In today’s world, sustainability is no longer just a buzzword but a pressing need. The catering industry, known for its high consumption and disposal rates, has a significant role to play in fostering a circular economy. By adopting sustainable practices and embracing the principles of the circular economy, catering businesses can minimize waste, conserve resources, and create a more environmentally friendly and cost-effective operation.
The circular economy is an economic model that aims to eliminate waste and maximize the use of resources. It is a departure from the traditional linear economy, which follows a “take-make-dispose” pattern. In contrast, the circular economy focuses on keeping products, materials, and resources in use for as long as possible, through strategies such as reuse, repair, remanufacturing, and recycling.
The circular economy aims to decouple economic growth from resource consumption and environmental impact. It promotes sustainable practices that reduce waste generation, conserve resources, and minimize environmental degradation. By adopting circular economy principles, businesses and industries can create value and economic growth while minimizing negative environmental and social impacts.
Key principles of the circular economy include:
Designing for longevity and durability: Products are designed to have a longer lifespan, incorporating durable materials and considering repair and upgrade possibilities.
Closing the loop through recycling: Materials and components are recycled and reintegrated into the production process to create new products, reducing the need for virgin resources.
Emphasizing reuse and sharing: Products and resources are reused as much as possible through mechanisms such as rental, leasing, and sharing platforms.
Shifting to renewable energy sources: The circular economy promotes the use of renewable energy to power production processes, reducing reliance on fossil fuels and minimizing carbon emissions.
Embracing collaborative business models: Collaboration among stakeholders, including businesses, governments, and consumers, is crucial to creating a circular economy ecosystem that encourages resource efficiency and innovation.
Benefits of the circular economy include reduced waste generation, increased resource efficiency, cost savings, job creation, and environmental sustainability. By transitioning from a linear model to a circular one, businesses can reduce their environmental footprint, enhance their resilience to resource scarcity, and contribute to a more sustainable and prosperous future.

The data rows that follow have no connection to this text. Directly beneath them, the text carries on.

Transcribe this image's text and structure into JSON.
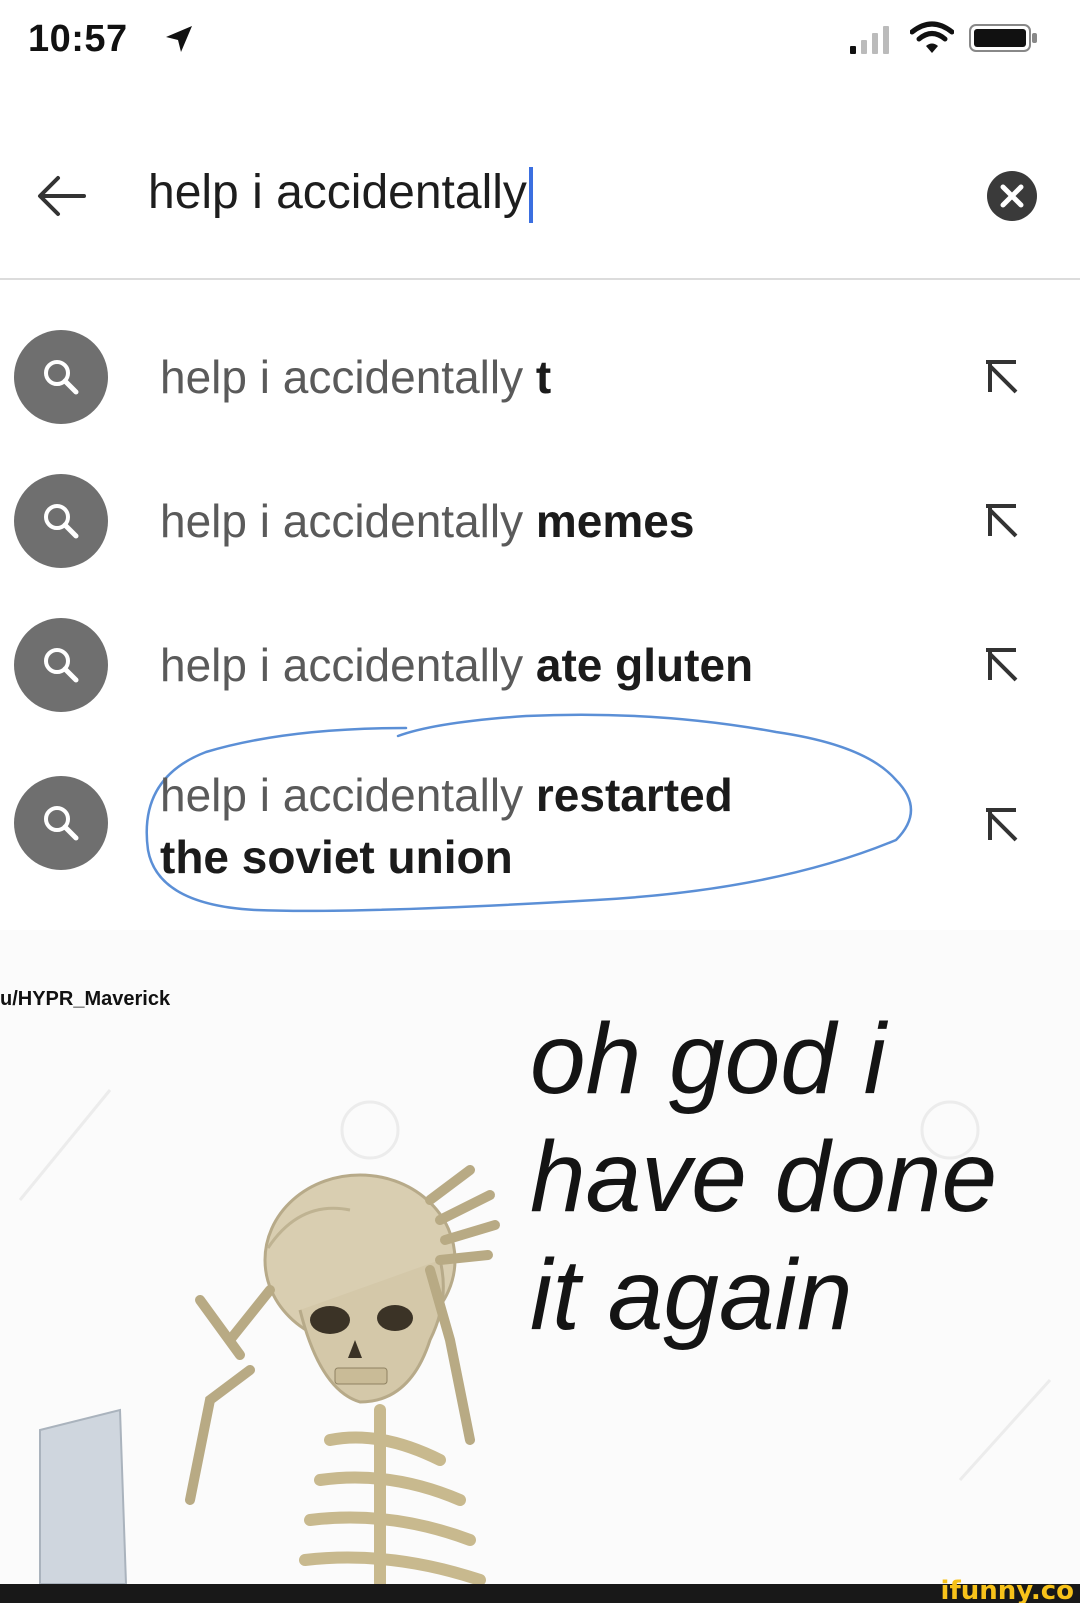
{
  "status_bar": {
    "time": "10:57",
    "icons": [
      "location-arrow-icon",
      "signal-icon",
      "wifi-icon",
      "battery-icon"
    ]
  },
  "search": {
    "back_icon": "arrow-left-icon",
    "query": "help i accidentally",
    "clear_icon": "clear-circle-icon",
    "accent_color": "#3b6fe0"
  },
  "suggestions": [
    {
      "prefix": "help i accidentally",
      "suffix": "t",
      "icon": "search-icon",
      "fill_icon": "arrow-up-left-icon"
    },
    {
      "prefix": "help i accidentally",
      "suffix": "memes",
      "icon": "search-icon",
      "fill_icon": "arrow-up-left-icon"
    },
    {
      "prefix": "help i accidentally",
      "suffix": "ate gluten",
      "icon": "search-icon",
      "fill_icon": "arrow-up-left-icon"
    },
    {
      "prefix": "help i accidentally",
      "suffix": "restarted",
      "suffix_line2": "the soviet union",
      "icon": "search-icon",
      "fill_icon": "arrow-up-left-icon",
      "circled": true
    }
  ],
  "meme": {
    "username": "u/HYPR_Maverick",
    "caption_lines": [
      "oh god i",
      "have done",
      "it again"
    ]
  },
  "footer": {
    "logo": "ifunny.co",
    "logo_color": "#f7c21a"
  }
}
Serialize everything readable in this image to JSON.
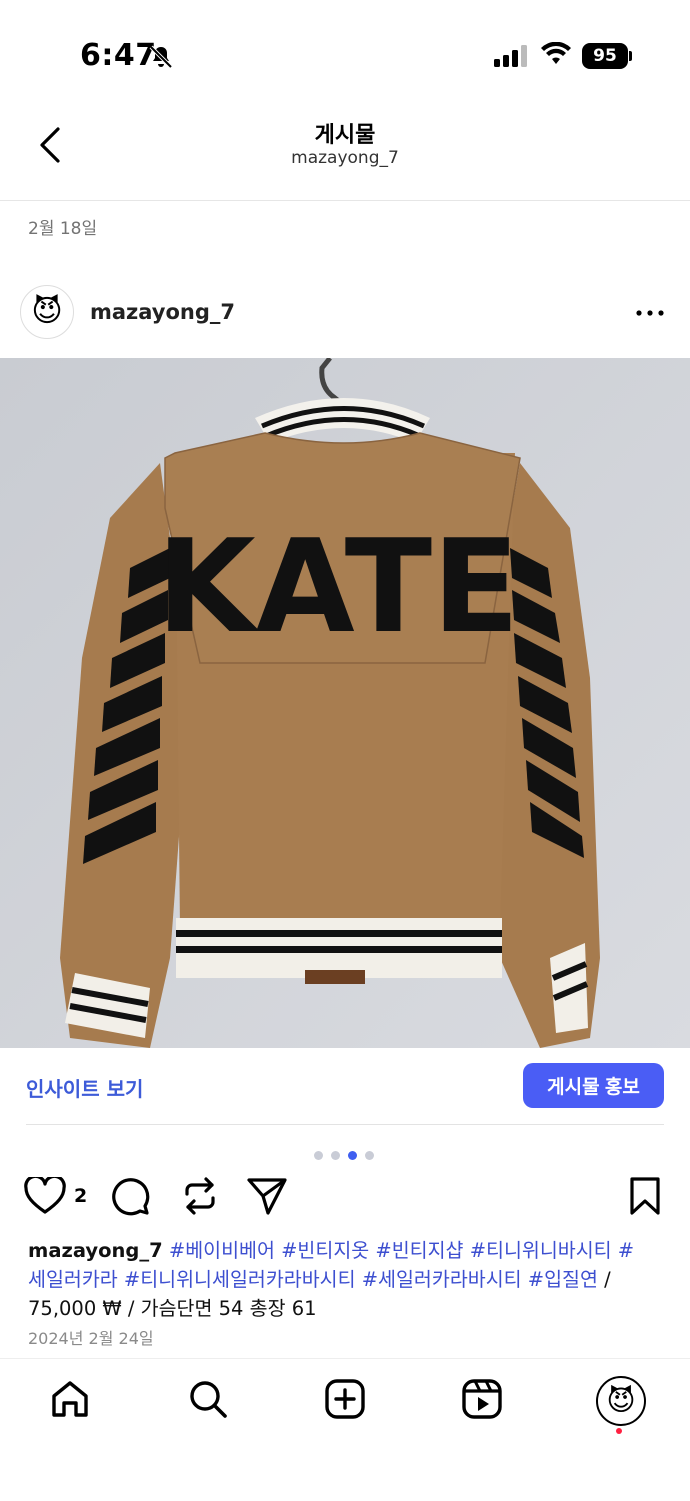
{
  "status": {
    "time": "6:47",
    "battery": "95"
  },
  "header": {
    "title": "게시물",
    "subtitle": "mazayong_7"
  },
  "post": {
    "date_top": "2월 18일",
    "username": "mazayong_7",
    "image": {
      "jacket_text": "KATE"
    },
    "insight_label": "인사이트 보기",
    "promote_label": "게시물 홍보",
    "carousel": {
      "count": 4,
      "active_index": 2
    },
    "like_count": "2",
    "caption": {
      "username": "mazayong_7",
      "hashtags_line1": "#베이비베어 #빈티지옷 #빈티지샵 #티니위니바시티 #",
      "hashtags_line2": "세일러카라  #티니위니세일러카라바시티  #세일러카라바시티 #입질연",
      "slash": " /",
      "line3": "75,000 ₩ / 가슴단면 54 총장 61"
    },
    "date_bottom": "2024년 2월 24일"
  },
  "colors": {
    "accent": "#4a5df5",
    "link": "#3d4fd0",
    "jacket": "#a67b4e"
  },
  "icons": {
    "avatar": "smiling-devil-emoji",
    "tabs": [
      "home-icon",
      "search-icon",
      "create-icon",
      "reels-icon",
      "profile-avatar"
    ]
  }
}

Overall, the circular economy represents a paradigm shift towards a regenerative and sustainable economic system that aims to maximize value while minimizing waste and environmental impact.
The EU is tackling single-use plastic items most commonly found on Europe’s beaches, and is promoting sustainable alternatives.
Single-use plastic products (SUPs), by definition, are used once, or for a short period of time, before being thrown away. The impacts of this waste on the environment can be drastic. Single-use plastic products are more likely to end up in our seas than reusable options.
Following the European Parliament’s approval of a new law banning single-use plastic items back in March of 2019, we have been proactively following the progress of this new directive to ensure that we are prepared for the changes ahead and are equipped to advise you on alternative solutions.
Through the EU’s Directive on single-use plastics, different measures are being applied to different products. These measures are proportionate and tailored to get the most effective results, and also take into account if more sustainable alternatives are available.
The items being addressed by the Directive are
Plastic cutlery, plates, straws, and stirrers – BANNED
The directive, due to be implemented July 3rd, 2021 is going to affect all the stakeholders of the foodservice industry, including consumers. By understanding the specifics and the alternatives available, the impact can be minimised and the transition more seamless for the end-users.